The metabolic syndrome is present in more than 20% of the US adult population; varies substantially by ethnicity even after adjusting for body mass index, age, socioeconomic status, and other predictor variables; and is associated with several potentially modifiable lifestyle factors. Identification and clinical management of this high-risk group is an important aspect of coronary heart disease prevention.

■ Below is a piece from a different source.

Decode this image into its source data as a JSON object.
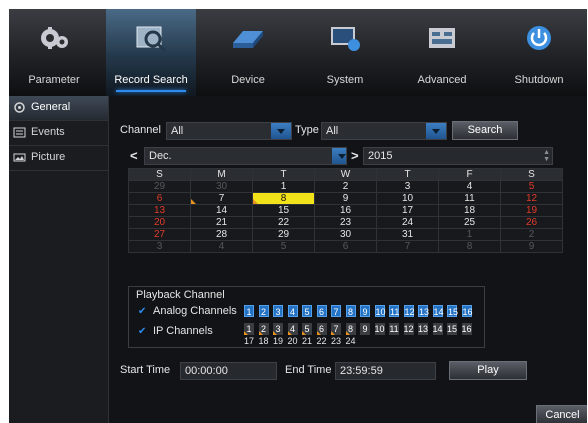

Resting energy expenditure (REE)-power relationships result from multiple underlying factors including weight and height. In addition, detailed body composition, including fat free mass (FFM) and its components, skeletal muscle mass and internal organs with high metabolic rates (i.e. brain, heart, liver, kidneys), are major determinants of REE. Since the mass of individual organs scales to height as well as to weight (and, thus, to constitution), the variance in these associations may also add to the variance in REE. Here we address body composition (measured by magnetic resonance imaging) and REE (assessed by indirect calorimetry) in a group of 330 healthy volunteers differing with respect to age (17–78 years), sex (61% female) and BMI (15.9–47.8 kg/m2). Using three dimensional data interpolation we found that the inter-individual variance related to scaling of organ mass to height and weight and, thus, the constitution-related variances in either FFM (model 1) or kidneys, muscle, brain and liver (model 2) explained up to 43% of the inter-individual variance in REE. These data are the first evidence that constitution adds to the complexity of REE. Since organs scale differently as weight as well as height the “fit” of organ masses within constitution should be considered as a further trait.